• _SOURCE DATA_
──────

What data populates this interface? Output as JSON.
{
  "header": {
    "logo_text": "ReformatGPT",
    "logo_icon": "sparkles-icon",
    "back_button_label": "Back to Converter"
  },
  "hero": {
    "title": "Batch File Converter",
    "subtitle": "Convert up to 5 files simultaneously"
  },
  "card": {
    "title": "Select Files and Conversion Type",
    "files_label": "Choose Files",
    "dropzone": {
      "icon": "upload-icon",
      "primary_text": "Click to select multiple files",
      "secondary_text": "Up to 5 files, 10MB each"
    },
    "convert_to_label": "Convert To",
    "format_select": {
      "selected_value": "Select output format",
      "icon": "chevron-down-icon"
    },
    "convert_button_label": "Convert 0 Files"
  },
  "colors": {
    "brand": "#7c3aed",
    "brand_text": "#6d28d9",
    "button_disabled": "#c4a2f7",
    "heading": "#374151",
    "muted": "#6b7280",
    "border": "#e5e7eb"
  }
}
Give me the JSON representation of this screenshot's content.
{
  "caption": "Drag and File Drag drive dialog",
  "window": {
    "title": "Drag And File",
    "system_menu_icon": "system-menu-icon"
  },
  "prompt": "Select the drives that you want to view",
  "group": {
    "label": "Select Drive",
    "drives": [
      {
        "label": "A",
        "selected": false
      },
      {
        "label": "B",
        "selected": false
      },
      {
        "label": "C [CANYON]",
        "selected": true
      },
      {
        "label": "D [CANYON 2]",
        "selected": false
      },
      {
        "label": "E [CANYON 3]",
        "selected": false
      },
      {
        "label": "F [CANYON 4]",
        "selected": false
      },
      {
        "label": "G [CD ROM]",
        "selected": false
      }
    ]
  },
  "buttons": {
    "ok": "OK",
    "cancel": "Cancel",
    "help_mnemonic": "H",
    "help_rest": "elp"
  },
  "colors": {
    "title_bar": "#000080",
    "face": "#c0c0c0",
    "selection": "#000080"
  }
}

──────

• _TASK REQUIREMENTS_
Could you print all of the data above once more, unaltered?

• _REPLY TO THE EXERCISE_
What data populates this interface? Output as JSON.
{
  "header": {
    "logo_text": "ReformatGPT",
    "logo_icon": "sparkles-icon",
    "back_button_label": "Back to Converter"
  },
  "hero": {
    "title": "Batch File Converter",
    "subtitle": "Convert up to 5 files simultaneously"
  },
  "card": {
    "title": "Select Files and Conversion Type",
    "files_label": "Choose Files",
    "dropzone": {
      "icon": "upload-icon",
      "primary_text": "Click to select multiple files",
      "secondary_text": "Up to 5 files, 10MB each"
    },
    "convert_to_label": "Convert To",
    "format_select": {
      "selected_value": "Select output format",
      "icon": "chevron-down-icon"
    },
    "convert_button_label": "Convert 0 Files"
  },
  "colors": {
    "brand": "#7c3aed",
    "brand_text": "#6d28d9",
    "button_disabled": "#c4a2f7",
    "heading": "#374151",
    "muted": "#6b7280",
    "border": "#e5e7eb"
  }
}
Give me the JSON representation of this screenshot's content.
{
  "caption": "Drag and File Drag drive dialog",
  "window": {
    "title": "Drag And File",
    "system_menu_icon": "system-menu-icon"
  },
  "prompt": "Select the drives that you want to view",
  "group": {
    "label": "Select Drive",
    "drives": [
      {
        "label": "A",
        "selected": false
      },
      {
        "label": "B",
        "selected": false
      },
      {
        "label": "C [CANYON]",
        "selected": true
      },
      {
        "label": "D [CANYON 2]",
        "selected": false
      },
      {
        "label": "E [CANYON 3]",
        "selected": false
      },
      {
        "label": "F [CANYON 4]",
        "selected": false
      },
      {
        "label": "G [CD ROM]",
        "selected": false
      }
    ]
  },
  "buttons": {
    "ok": "OK",
    "cancel": "Cancel",
    "help_mnemonic": "H",
    "help_rest": "elp"
  },
  "colors": {
    "title_bar": "#000080",
    "face": "#c0c0c0",
    "selection": "#000080"
  }
}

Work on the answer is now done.